::: Data listing

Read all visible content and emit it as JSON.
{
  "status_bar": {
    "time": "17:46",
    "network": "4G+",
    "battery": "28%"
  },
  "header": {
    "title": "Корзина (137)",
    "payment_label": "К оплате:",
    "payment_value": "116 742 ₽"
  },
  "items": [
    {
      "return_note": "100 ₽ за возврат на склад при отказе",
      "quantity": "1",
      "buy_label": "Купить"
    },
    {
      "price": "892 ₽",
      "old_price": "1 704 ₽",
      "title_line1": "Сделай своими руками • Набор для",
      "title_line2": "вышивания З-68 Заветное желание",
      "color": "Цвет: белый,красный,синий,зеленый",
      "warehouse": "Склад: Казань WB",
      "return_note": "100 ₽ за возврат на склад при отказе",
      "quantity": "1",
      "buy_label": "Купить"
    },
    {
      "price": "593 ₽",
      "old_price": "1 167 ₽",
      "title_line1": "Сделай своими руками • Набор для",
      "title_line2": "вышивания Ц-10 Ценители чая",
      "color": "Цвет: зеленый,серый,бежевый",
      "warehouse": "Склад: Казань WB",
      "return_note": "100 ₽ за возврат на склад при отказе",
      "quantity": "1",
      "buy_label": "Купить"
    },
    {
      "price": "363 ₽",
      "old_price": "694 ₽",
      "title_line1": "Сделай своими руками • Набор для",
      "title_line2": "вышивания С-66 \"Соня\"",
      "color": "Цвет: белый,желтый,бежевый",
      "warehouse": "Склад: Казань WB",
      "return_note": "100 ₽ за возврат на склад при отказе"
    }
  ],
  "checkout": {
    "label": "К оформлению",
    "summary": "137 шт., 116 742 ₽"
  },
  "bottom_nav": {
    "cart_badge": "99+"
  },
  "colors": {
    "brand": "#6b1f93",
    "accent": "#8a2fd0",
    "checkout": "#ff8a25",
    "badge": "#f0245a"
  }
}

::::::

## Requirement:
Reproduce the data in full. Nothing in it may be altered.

## Answer to the exercise:
Read all visible content and emit it as JSON.
{
  "status_bar": {
    "time": "17:46",
    "network": "4G+",
    "battery": "28%"
  },
  "header": {
    "title": "Корзина (137)",
    "payment_label": "К оплате:",
    "payment_value": "116 742 ₽"
  },
  "items": [
    {
      "return_note": "100 ₽ за возврат на склад при отказе",
      "quantity": "1",
      "buy_label": "Купить"
    },
    {
      "price": "892 ₽",
      "old_price": "1 704 ₽",
      "title_line1": "Сделай своими руками • Набор для",
      "title_line2": "вышивания З-68 Заветное желание",
      "color": "Цвет: белый,красный,синий,зеленый",
      "warehouse": "Склад: Казань WB",
      "return_note": "100 ₽ за возврат на склад при отказе",
      "quantity": "1",
      "buy_label": "Купить"
    },
    {
      "price": "593 ₽",
      "old_price": "1 167 ₽",
      "title_line1": "Сделай своими руками • Набор для",
      "title_line2": "вышивания Ц-10 Ценители чая",
      "color": "Цвет: зеленый,серый,бежевый",
      "warehouse": "Склад: Казань WB",
      "return_note": "100 ₽ за возврат на склад при отказе",
      "quantity": "1",
      "buy_label": "Купить"
    },
    {
      "price": "363 ₽",
      "old_price": "694 ₽",
      "title_line1": "Сделай своими руками • Набор для",
      "title_line2": "вышивания С-66 \"Соня\"",
      "color": "Цвет: белый,желтый,бежевый",
      "warehouse": "Склад: Казань WB",
      "return_note": "100 ₽ за возврат на склад при отказе"
    }
  ],
  "checkout": {
    "label": "К оформлению",
    "summary": "137 шт., 116 742 ₽"
  },
  "bottom_nav": {
    "cart_badge": "99+"
  },
  "colors": {
    "brand": "#6b1f93",
    "accent": "#8a2fd0",
    "checkout": "#ff8a25",
    "badge": "#f0245a"
  }
}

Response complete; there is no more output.